• With all the coaching changes this past summer, particularly on the women's side, there will be a lot of getting-to-know-you-sessions going on in the coming weeks. How teams fare in the fall will be influenced largely on how long the acclimation process takes. Perhaps this is where the likes of Shauna Estes at Arkansas and Shelly Haywood at Arizona might have an advantage. While taking over the head coaching duties, being assistant coaches at their respective school keeps the transition time from being to onerous.

Consider that at Arizona, Haywood already saw her two senior leaders, Alison Walshe and Mary Jacobs reach out to make the change as easy as possible.
"They have come to me and said 'Shelly, we'll help you. You've got us.' I'm trying to figure out who to hire as an assistant and Mary said, 'Shelly, we'll help you.' For them to step up and say that.

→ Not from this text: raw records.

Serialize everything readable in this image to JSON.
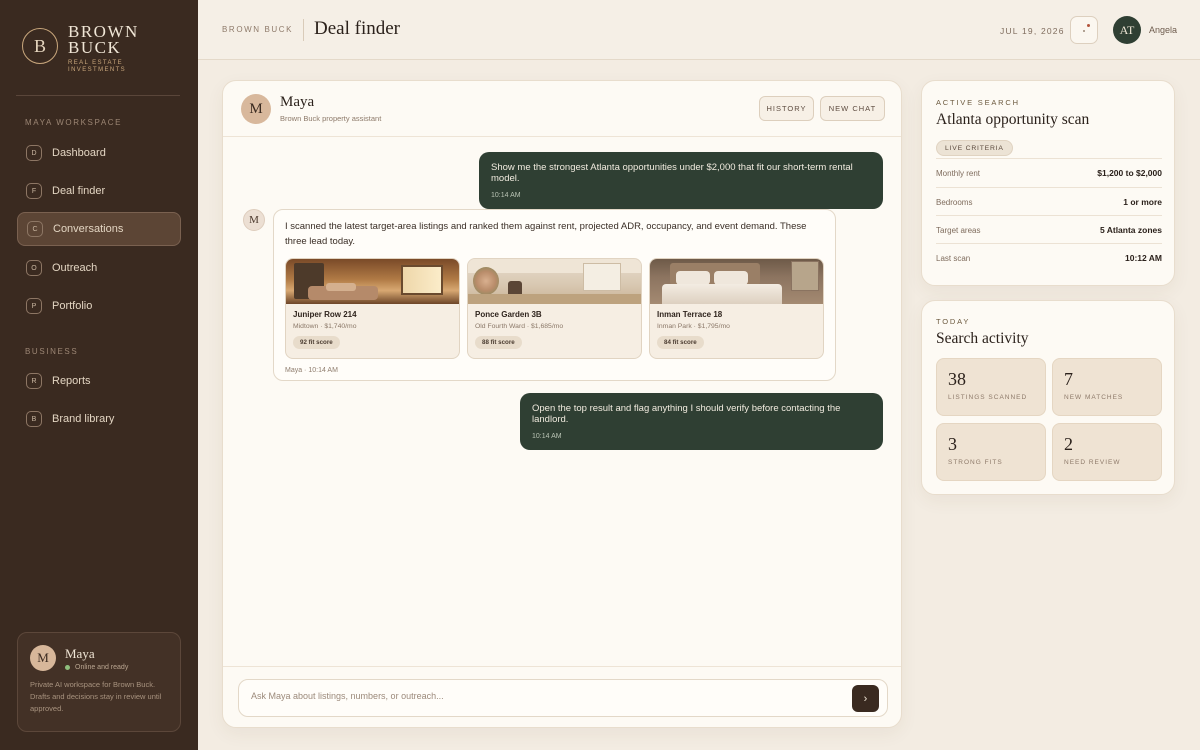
{
  "brand": {
    "mark": "B",
    "name_line1": "BROWN",
    "name_line2": "BUCK",
    "sub_line1": "REAL ESTATE",
    "sub_line2": "INVESTMENTS"
  },
  "sidebar": {
    "section_workspace": "MAYA WORKSPACE",
    "section_business": "BUSINESS",
    "items": [
      {
        "badge": "D",
        "label": "Dashboard"
      },
      {
        "badge": "F",
        "label": "Deal finder"
      },
      {
        "badge": "C",
        "label": "Conversations",
        "active": true
      },
      {
        "badge": "O",
        "label": "Outreach"
      },
      {
        "badge": "P",
        "label": "Portfolio"
      },
      {
        "badge": "R",
        "label": "Reports"
      },
      {
        "badge": "B",
        "label": "Brand library"
      }
    ],
    "assistant_card": {
      "avatar": "M",
      "name": "Maya",
      "status": "Online and ready",
      "description": "Private AI workspace for Brown Buck. Drafts and decisions stay in review until approved."
    }
  },
  "header": {
    "brand": "BROWN BUCK",
    "title": "Deal finder",
    "date": "JUL 19, 2026",
    "avatar_initials": "AT",
    "user_name": "Angela"
  },
  "chat": {
    "assistant_avatar": "M",
    "assistant_name": "Maya",
    "assistant_subtitle": "Brown Buck property assistant",
    "history_label": "HISTORY",
    "new_chat_label": "NEW CHAT",
    "messages": [
      {
        "role": "user",
        "text": "Show me the strongest Atlanta opportunities under $2,000 that fit our short-term rental model.",
        "time": "10:14 AM"
      },
      {
        "role": "assistant",
        "text": "I scanned the latest target-area listings and ranked them against rent, projected ADR, occupancy, and event demand. These three lead today.",
        "time": "Maya · 10:14 AM",
        "listings": [
          {
            "name": "Juniper Row 214",
            "meta": "Midtown · $1,740/mo",
            "score": "92 fit score"
          },
          {
            "name": "Ponce Garden 3B",
            "meta": "Old Fourth Ward · $1,685/mo",
            "score": "88 fit score"
          },
          {
            "name": "Inman Terrace 18",
            "meta": "Inman Park · $1,795/mo",
            "score": "84 fit score"
          }
        ]
      },
      {
        "role": "user",
        "text": "Open the top result and flag anything I should verify before contacting the landlord.",
        "time": "10:14 AM"
      }
    ],
    "composer_placeholder": "Ask Maya about listings, numbers, or outreach...",
    "send_icon": "›"
  },
  "active_search": {
    "eyebrow": "ACTIVE SEARCH",
    "title": "Atlanta opportunity scan",
    "chip": "LIVE CRITERIA",
    "criteria": [
      {
        "key": "Monthly rent",
        "value": "$1,200 to $2,000"
      },
      {
        "key": "Bedrooms",
        "value": "1 or more"
      },
      {
        "key": "Target areas",
        "value": "5 Atlanta zones"
      },
      {
        "key": "Last scan",
        "value": "10:12 AM"
      }
    ]
  },
  "activity": {
    "eyebrow": "TODAY",
    "title": "Search activity",
    "stats": [
      {
        "value": "38",
        "label": "LISTINGS SCANNED"
      },
      {
        "value": "7",
        "label": "NEW MATCHES"
      },
      {
        "value": "3",
        "label": "STRONG FITS"
      },
      {
        "value": "2",
        "label": "NEED REVIEW"
      }
    ]
  }
}
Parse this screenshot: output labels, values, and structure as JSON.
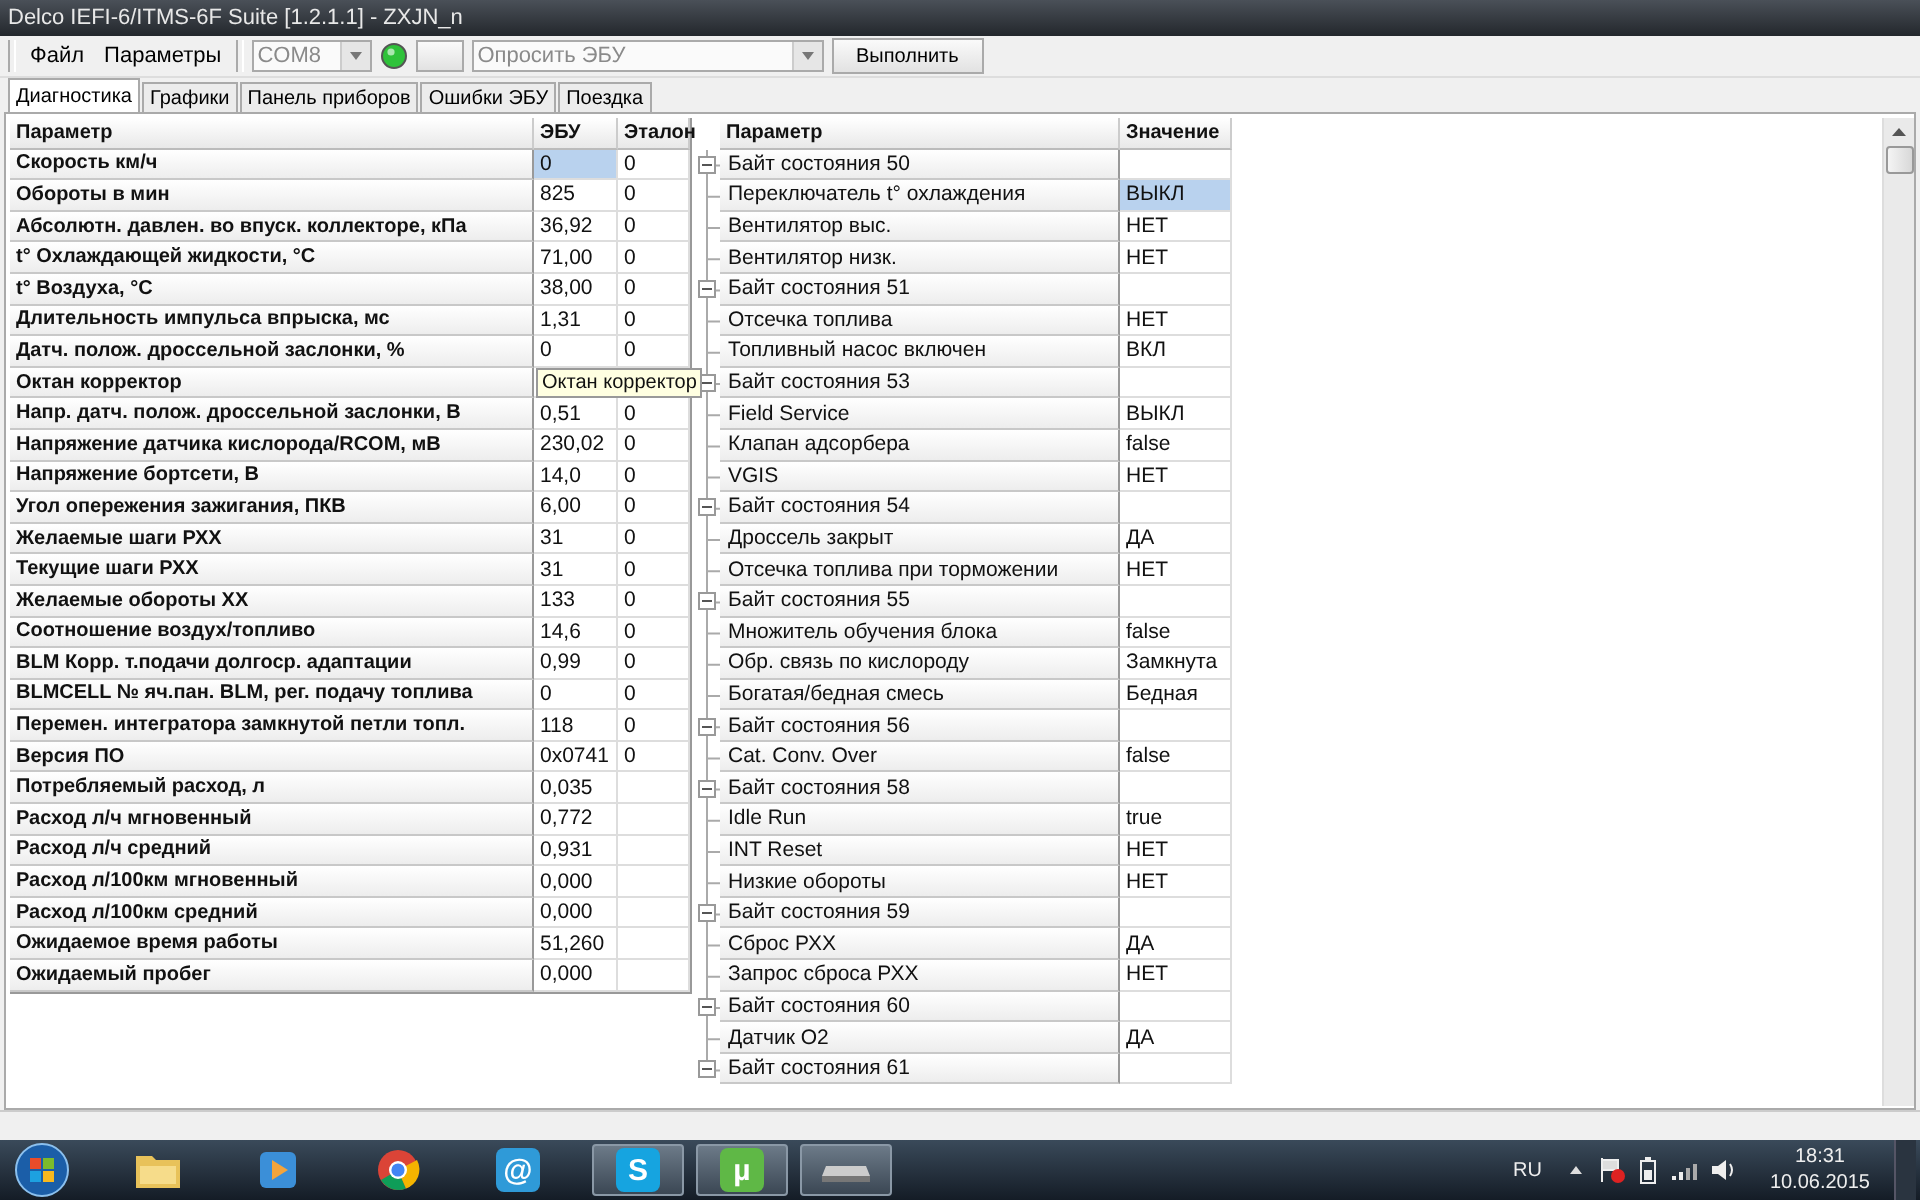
{
  "window": {
    "title": "Delco IEFI-6/ITMS-6F Suite [1.2.1.1] - ZXJN_n"
  },
  "menu": [
    "Файл",
    "Параметры"
  ],
  "toolbar": {
    "port": {
      "value": "COM8",
      "disabled": true
    },
    "connected": true,
    "request": {
      "value": "Опросить ЭБУ",
      "disabled": true
    },
    "run_button": "Выполнить"
  },
  "tabs": [
    {
      "label": "Диагностика",
      "selected": true
    },
    {
      "label": "Графики",
      "selected": false
    },
    {
      "label": "Панель приборов",
      "selected": false
    },
    {
      "label": "Ошибки ЭБУ",
      "selected": false
    },
    {
      "label": "Поездка",
      "selected": false
    }
  ],
  "params_table": {
    "columns": [
      "Параметр",
      "ЭБУ",
      "Эталон"
    ],
    "rows": [
      {
        "param": "Скорость км/ч",
        "ecu": "0",
        "ref": "0",
        "selected": true
      },
      {
        "param": "Обороты в мин",
        "ecu": "825",
        "ref": "0",
        "selected": false
      },
      {
        "param": "Абсолютн. давлен. во впуск. коллекторе, кПа",
        "ecu": "36,92",
        "ref": "0",
        "selected": false
      },
      {
        "param": "t° Охлаждающей жидкости, °C",
        "ecu": "71,00",
        "ref": "0",
        "selected": false
      },
      {
        "param": "t° Воздуха, °C",
        "ecu": "38,00",
        "ref": "0",
        "selected": false
      },
      {
        "param": "Длительность импульса впрыска, мс",
        "ecu": "1,31",
        "ref": "0",
        "selected": false
      },
      {
        "param": "Датч. полож. дроссельной заслонки, %",
        "ecu": "0",
        "ref": "0",
        "selected": false
      },
      {
        "param": "Октан корректор",
        "tooltip": "Октан корректор",
        "selected": false
      },
      {
        "param": "Напр. датч. полож. дроссельной заслонки, В",
        "ecu": "0,51",
        "ref": "0",
        "selected": false
      },
      {
        "param": "Напряжение датчика кислорода/RCOM, мВ",
        "ecu": "230,02",
        "ref": "0",
        "selected": false
      },
      {
        "param": "Напряжение бортсети, В",
        "ecu": "14,0",
        "ref": "0",
        "selected": false
      },
      {
        "param": "Угол опережения зажигания, ПКВ",
        "ecu": "6,00",
        "ref": "0",
        "selected": false
      },
      {
        "param": "Желаемые шаги РХХ",
        "ecu": "31",
        "ref": "0",
        "selected": false
      },
      {
        "param": "Текущие шаги РХХ",
        "ecu": "31",
        "ref": "0",
        "selected": false
      },
      {
        "param": "Желаемые обороты ХХ",
        "ecu": "133",
        "ref": "0",
        "selected": false
      },
      {
        "param": "Соотношение воздух/топливо",
        "ecu": "14,6",
        "ref": "0",
        "selected": false
      },
      {
        "param": "BLM Корр. т.подачи долгоср. адаптации",
        "ecu": "0,99",
        "ref": "0",
        "selected": false
      },
      {
        "param": "BLMCELL № яч.пан. BLM, рег. подачу топлива",
        "ecu": "0",
        "ref": "0",
        "selected": false
      },
      {
        "param": "Перемен. интегратора замкнутой петли топл.",
        "ecu": "118",
        "ref": "0",
        "selected": false
      },
      {
        "param": "Версия ПО",
        "ecu": "0x0741",
        "ref": "0",
        "selected": false
      },
      {
        "param": "Потребляемый расход, л",
        "ecu": "0,035",
        "selected": false
      },
      {
        "param": "Расход л/ч мгновенный",
        "ecu": "0,772",
        "selected": false
      },
      {
        "param": "Расход л/ч средний",
        "ecu": "0,931",
        "selected": false
      },
      {
        "param": "Расход л/100км мгновенный",
        "ecu": "0,000",
        "selected": false
      },
      {
        "param": "Расход л/100км средний",
        "ecu": "0,000",
        "selected": false
      },
      {
        "param": "Ожидаемое время работы",
        "ecu": "51,260",
        "selected": false
      },
      {
        "param": "Ожидаемый пробег",
        "ecu": "0,000",
        "selected": false
      }
    ]
  },
  "status_tree": {
    "columns": [
      "Параметр",
      "Значение"
    ],
    "groups": [
      {
        "label": "Байт состояния 50",
        "expanded": true,
        "children": [
          {
            "param": "Переключатель t° охлаждения",
            "value": "ВЫКЛ",
            "selected": true
          },
          {
            "param": "Вентилятор выс.",
            "value": "НЕТ",
            "selected": false
          },
          {
            "param": "Вентилятор низк.",
            "value": "НЕТ",
            "selected": false
          }
        ]
      },
      {
        "label": "Байт состояния 51",
        "expanded": true,
        "children": [
          {
            "param": "Отсечка топлива",
            "value": "НЕТ",
            "selected": false
          },
          {
            "param": "Топливный насос включен",
            "value": "ВКЛ",
            "selected": false
          }
        ]
      },
      {
        "label": "Байт состояния 53",
        "expanded": true,
        "children": [
          {
            "param": "Field Service",
            "value": "ВЫКЛ",
            "selected": false
          },
          {
            "param": "Клапан адсорбера",
            "value": "false",
            "selected": false
          },
          {
            "param": "VGIS",
            "value": "НЕТ",
            "selected": false
          }
        ]
      },
      {
        "label": "Байт состояния 54",
        "expanded": true,
        "children": [
          {
            "param": "Дроссель закрыт",
            "value": "ДА",
            "selected": false
          },
          {
            "param": "Отсечка топлива при торможении",
            "value": "НЕТ",
            "selected": false
          }
        ]
      },
      {
        "label": "Байт состояния 55",
        "expanded": true,
        "children": [
          {
            "param": "Множитель обучения блока",
            "value": "false",
            "selected": false
          },
          {
            "param": "Обр. связь по кислороду",
            "value": "Замкнута",
            "selected": false
          },
          {
            "param": "Богатая/бедная смесь",
            "value": "Бедная",
            "selected": false
          }
        ]
      },
      {
        "label": "Байт состояния 56",
        "expanded": true,
        "children": [
          {
            "param": "Cat. Conv. Over",
            "value": "false",
            "selected": false
          }
        ]
      },
      {
        "label": "Байт состояния 58",
        "expanded": true,
        "children": [
          {
            "param": "Idle Run",
            "value": "true",
            "selected": false
          },
          {
            "param": "INT Reset",
            "value": "НЕТ",
            "selected": false
          },
          {
            "param": "Низкие обороты",
            "value": "НЕТ",
            "selected": false
          }
        ]
      },
      {
        "label": "Байт состояния 59",
        "expanded": true,
        "children": [
          {
            "param": "Сброс РХХ",
            "value": "ДА",
            "selected": false
          },
          {
            "param": "Запрос сброса РХХ",
            "value": "НЕТ",
            "selected": false
          }
        ]
      },
      {
        "label": "Байт состояния 60",
        "expanded": true,
        "children": [
          {
            "param": "Датчик O2",
            "value": "ДА",
            "selected": false
          }
        ]
      },
      {
        "label": "Байт состояния 61",
        "expanded": true
      }
    ]
  },
  "taskbar": {
    "items": [
      {
        "kind": "folder",
        "active": false
      },
      {
        "kind": "media",
        "active": false
      },
      {
        "kind": "chrome",
        "active": false
      },
      {
        "kind": "mail",
        "glyph": "@",
        "active": false
      },
      {
        "kind": "skype",
        "glyph": "S",
        "active": true
      },
      {
        "kind": "torrent",
        "glyph": "µ",
        "active": true
      },
      {
        "kind": "drive",
        "active": true
      }
    ],
    "language": "RU",
    "time": "18:31",
    "date": "10.06.2015"
  }
}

That's what you need."

Tournament to Watch
Men: Midwest Shootout
When: Sept. 8
Where: Kampen Course, West Lafayette, Ind.
Field: Arizona, Bowling Green, Dayton, Eastern Illinois, George Mason, IUPUI, Kent State, Loyola, Michigan, Missouri, Northern Illinois, Oakland, Purdue, Rice, SMU, Western Illinois
Defending champion: New event
Skinny: For teams concerned about the .500 rule, a few new events have been scheduled bringing together a "diverse" assortment of teams that can help a team improve its record. This one-day, 36-hole event is among them. With the Kampen Course also hosting the NCAA Championship next spring, it isn't much of a surprise that a team with Arizona's marquee value would make the trip and we're guessing that this is the first time the Wildcats and IUPUI have been in the same field in a regular-season tournament.

Women: Cougar Classic
When: Sept. 10-11
Where: Yeaman's Hall, Hallahan, S.C.
Field: Alabama, Charleston, Florida State, Furman, LSU, Maryland, Miami, Mississippi, Mississippi State, North Carolina, N.C. State, UNC-Greensboro, Notre Dame, Penn State, Richmond, South Carolina, South Florida, Tennessee, Texas, Texas A&M
Defending champion: Florida State (nine-over 873); Lauren Hunt, North Carolina (six-under 210)

Skinny: Twelve of the 20 teams in the field played at NCAA regionals last spring, with seven finished in the top 30. Texas and Texas A&M compete for the first time, giving the event more of a national flavor says College of Charleston coach Jamie Futrell. Another addition to the line-up is in-state rival South Carolina.

For more reporting on college golf from Golf World senior writer Ryan Herrington, visit his Campus Insider blog.